DIRECTIONS FOR THIS TASK
In this exercise, set down every entry that follows exactly as it appears.

:: INPUT ::

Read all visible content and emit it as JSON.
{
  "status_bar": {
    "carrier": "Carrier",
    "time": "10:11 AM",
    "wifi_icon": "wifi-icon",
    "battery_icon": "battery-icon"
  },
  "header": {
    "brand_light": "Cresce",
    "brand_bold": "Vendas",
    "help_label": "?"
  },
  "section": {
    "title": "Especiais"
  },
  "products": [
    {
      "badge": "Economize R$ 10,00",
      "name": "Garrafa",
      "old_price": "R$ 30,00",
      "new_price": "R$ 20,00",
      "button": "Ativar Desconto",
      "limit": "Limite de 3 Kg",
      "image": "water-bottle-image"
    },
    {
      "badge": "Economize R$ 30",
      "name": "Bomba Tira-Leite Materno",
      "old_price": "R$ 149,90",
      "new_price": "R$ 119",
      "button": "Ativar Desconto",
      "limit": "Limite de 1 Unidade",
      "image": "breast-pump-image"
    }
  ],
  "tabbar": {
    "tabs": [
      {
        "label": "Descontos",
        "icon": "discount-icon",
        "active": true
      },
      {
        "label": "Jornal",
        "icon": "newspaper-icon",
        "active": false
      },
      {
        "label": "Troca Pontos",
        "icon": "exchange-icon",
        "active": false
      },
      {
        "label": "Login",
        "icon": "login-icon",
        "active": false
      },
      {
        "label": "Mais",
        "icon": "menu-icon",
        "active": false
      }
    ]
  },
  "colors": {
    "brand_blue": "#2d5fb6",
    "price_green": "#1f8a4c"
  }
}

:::

TASK RESULT
Read all visible content and emit it as JSON.
{
  "status_bar": {
    "carrier": "Carrier",
    "time": "10:11 AM",
    "wifi_icon": "wifi-icon",
    "battery_icon": "battery-icon"
  },
  "header": {
    "brand_light": "Cresce",
    "brand_bold": "Vendas",
    "help_label": "?"
  },
  "section": {
    "title": "Especiais"
  },
  "products": [
    {
      "badge": "Economize R$ 10,00",
      "name": "Garrafa",
      "old_price": "R$ 30,00",
      "new_price": "R$ 20,00",
      "button": "Ativar Desconto",
      "limit": "Limite de 3 Kg",
      "image": "water-bottle-image"
    },
    {
      "badge": "Economize R$ 30",
      "name": "Bomba Tira-Leite Materno",
      "old_price": "R$ 149,90",
      "new_price": "R$ 119",
      "button": "Ativar Desconto",
      "limit": "Limite de 1 Unidade",
      "image": "breast-pump-image"
    }
  ],
  "tabbar": {
    "tabs": [
      {
        "label": "Descontos",
        "icon": "discount-icon",
        "active": true
      },
      {
        "label": "Jornal",
        "icon": "newspaper-icon",
        "active": false
      },
      {
        "label": "Troca Pontos",
        "icon": "exchange-icon",
        "active": false
      },
      {
        "label": "Login",
        "icon": "login-icon",
        "active": false
      },
      {
        "label": "Mais",
        "icon": "menu-icon",
        "active": false
      }
    ]
  },
  "colors": {
    "brand_blue": "#2d5fb6",
    "price_green": "#1f8a4c"
  }
}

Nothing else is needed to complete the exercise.